“You can’t have the same device to test a man and a woman. We’re not going to crack the injuries we are seeing today unless we put sensors there to measure those injuries,” Christopher O’Connor, CEO of US-based Humanetics — the largest manufacturer of crash test dummies — told the BBC.
Meanwhile, engineers are reportedly also working on designing more diverse dummies, such as for babies and the elderly. And while a female crash test dummy is a welcome development, regulators will need to enforce testing with it for this to translate into greater safety for women. “…I think many new vehicles do provide good safety for both men and women. So the trick here is to actually assess that. So then it would require that it says in the regulation that you should use a model both of an average male and an average female. And today, the regulation tells you that you should use a model of an average male, full stop,” Linder said.
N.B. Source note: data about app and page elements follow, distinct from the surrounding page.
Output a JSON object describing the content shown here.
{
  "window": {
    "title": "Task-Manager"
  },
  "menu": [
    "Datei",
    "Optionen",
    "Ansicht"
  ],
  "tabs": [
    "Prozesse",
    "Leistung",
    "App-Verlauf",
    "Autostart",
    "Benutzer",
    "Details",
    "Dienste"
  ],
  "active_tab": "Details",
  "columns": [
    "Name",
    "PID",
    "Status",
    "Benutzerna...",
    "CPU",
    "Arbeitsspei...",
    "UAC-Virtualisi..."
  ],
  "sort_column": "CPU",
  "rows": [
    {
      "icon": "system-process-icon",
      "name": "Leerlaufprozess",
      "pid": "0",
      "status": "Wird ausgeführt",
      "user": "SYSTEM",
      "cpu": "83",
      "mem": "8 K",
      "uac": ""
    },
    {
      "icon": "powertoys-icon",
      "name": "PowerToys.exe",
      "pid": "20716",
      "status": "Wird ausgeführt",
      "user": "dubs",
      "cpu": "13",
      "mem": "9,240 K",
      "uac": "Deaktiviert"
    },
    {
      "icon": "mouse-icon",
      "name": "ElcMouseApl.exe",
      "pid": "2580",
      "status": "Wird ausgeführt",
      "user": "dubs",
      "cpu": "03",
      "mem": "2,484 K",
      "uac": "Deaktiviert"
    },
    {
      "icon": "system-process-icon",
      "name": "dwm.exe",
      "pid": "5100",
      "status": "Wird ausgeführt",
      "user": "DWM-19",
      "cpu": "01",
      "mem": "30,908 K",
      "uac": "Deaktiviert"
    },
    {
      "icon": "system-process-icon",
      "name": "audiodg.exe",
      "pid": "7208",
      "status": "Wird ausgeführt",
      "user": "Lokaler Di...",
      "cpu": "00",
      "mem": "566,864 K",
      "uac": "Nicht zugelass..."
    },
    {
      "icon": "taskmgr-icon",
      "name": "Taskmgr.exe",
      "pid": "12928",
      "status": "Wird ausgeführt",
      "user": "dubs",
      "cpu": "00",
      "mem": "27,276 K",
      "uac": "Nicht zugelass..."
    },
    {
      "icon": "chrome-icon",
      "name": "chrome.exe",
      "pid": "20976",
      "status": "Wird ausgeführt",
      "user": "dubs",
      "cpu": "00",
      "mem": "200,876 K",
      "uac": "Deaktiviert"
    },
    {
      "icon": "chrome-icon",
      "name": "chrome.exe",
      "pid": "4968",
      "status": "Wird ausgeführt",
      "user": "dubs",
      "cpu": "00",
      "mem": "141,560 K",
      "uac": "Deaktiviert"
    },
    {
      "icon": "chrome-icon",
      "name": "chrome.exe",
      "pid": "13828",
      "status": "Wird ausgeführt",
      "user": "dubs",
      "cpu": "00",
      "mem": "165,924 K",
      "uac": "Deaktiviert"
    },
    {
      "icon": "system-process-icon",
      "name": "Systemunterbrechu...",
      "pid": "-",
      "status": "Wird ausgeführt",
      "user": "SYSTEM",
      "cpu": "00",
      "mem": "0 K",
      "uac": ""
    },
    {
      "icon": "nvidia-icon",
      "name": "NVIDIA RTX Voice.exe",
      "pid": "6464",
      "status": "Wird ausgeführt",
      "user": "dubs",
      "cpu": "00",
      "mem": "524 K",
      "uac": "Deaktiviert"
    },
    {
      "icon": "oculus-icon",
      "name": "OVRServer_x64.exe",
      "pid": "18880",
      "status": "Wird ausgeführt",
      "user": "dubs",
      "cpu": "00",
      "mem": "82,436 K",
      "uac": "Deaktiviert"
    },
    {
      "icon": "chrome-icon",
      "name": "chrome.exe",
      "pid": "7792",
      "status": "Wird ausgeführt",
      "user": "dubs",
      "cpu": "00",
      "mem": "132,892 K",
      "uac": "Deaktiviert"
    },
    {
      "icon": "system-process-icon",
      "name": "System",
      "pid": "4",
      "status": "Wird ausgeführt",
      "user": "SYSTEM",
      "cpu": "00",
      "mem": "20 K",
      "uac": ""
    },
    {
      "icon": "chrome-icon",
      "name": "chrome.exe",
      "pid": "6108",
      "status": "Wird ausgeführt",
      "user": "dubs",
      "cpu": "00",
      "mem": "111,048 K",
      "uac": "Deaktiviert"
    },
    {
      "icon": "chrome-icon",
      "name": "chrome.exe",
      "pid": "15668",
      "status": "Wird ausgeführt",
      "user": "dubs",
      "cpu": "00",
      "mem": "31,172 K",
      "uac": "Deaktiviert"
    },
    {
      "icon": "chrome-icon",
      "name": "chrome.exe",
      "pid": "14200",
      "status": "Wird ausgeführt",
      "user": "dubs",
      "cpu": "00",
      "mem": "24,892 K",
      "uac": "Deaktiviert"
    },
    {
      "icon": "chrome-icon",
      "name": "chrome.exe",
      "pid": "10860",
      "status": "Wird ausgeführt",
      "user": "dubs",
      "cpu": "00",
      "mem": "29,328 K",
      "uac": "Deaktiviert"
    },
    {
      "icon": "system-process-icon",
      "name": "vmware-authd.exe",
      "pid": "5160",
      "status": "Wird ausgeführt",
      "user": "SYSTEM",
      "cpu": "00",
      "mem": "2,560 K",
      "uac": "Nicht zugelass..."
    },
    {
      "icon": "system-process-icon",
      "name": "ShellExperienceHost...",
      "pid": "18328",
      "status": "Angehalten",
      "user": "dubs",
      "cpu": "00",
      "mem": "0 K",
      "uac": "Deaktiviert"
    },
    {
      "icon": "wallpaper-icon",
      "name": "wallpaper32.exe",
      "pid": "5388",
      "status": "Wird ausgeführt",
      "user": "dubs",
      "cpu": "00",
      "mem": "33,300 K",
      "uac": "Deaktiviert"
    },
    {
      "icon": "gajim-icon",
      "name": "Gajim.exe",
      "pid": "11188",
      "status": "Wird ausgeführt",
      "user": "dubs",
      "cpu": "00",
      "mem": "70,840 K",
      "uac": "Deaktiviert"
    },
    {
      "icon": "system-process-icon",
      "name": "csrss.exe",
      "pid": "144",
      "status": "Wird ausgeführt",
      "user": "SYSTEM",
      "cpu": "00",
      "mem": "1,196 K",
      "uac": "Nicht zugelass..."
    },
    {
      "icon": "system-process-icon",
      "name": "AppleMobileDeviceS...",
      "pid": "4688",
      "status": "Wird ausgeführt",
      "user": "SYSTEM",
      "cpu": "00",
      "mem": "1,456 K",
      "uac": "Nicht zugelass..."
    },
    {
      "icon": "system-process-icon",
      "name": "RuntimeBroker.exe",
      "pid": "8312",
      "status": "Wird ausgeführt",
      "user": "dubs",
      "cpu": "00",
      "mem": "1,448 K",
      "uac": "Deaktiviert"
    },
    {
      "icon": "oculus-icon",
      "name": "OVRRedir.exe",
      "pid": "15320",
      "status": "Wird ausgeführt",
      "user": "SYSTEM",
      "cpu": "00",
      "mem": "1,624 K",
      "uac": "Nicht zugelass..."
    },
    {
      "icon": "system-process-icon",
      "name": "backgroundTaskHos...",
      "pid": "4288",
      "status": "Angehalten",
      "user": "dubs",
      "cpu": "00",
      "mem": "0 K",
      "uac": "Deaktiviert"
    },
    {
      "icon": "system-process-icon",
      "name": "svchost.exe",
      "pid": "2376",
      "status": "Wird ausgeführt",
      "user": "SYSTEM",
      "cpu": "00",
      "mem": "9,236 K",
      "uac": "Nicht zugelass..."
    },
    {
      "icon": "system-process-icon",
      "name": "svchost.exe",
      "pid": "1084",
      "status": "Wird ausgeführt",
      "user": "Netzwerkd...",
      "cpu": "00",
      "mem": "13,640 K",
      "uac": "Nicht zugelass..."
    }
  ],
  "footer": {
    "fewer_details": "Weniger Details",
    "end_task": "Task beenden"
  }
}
Ananya Singh is a Senior Staff Writer at TheSwaddle. She has previously worked as a journalist, researcher and copy editor. Her work explores the intersection of environment, gender and health, with a focus on social and climate justice.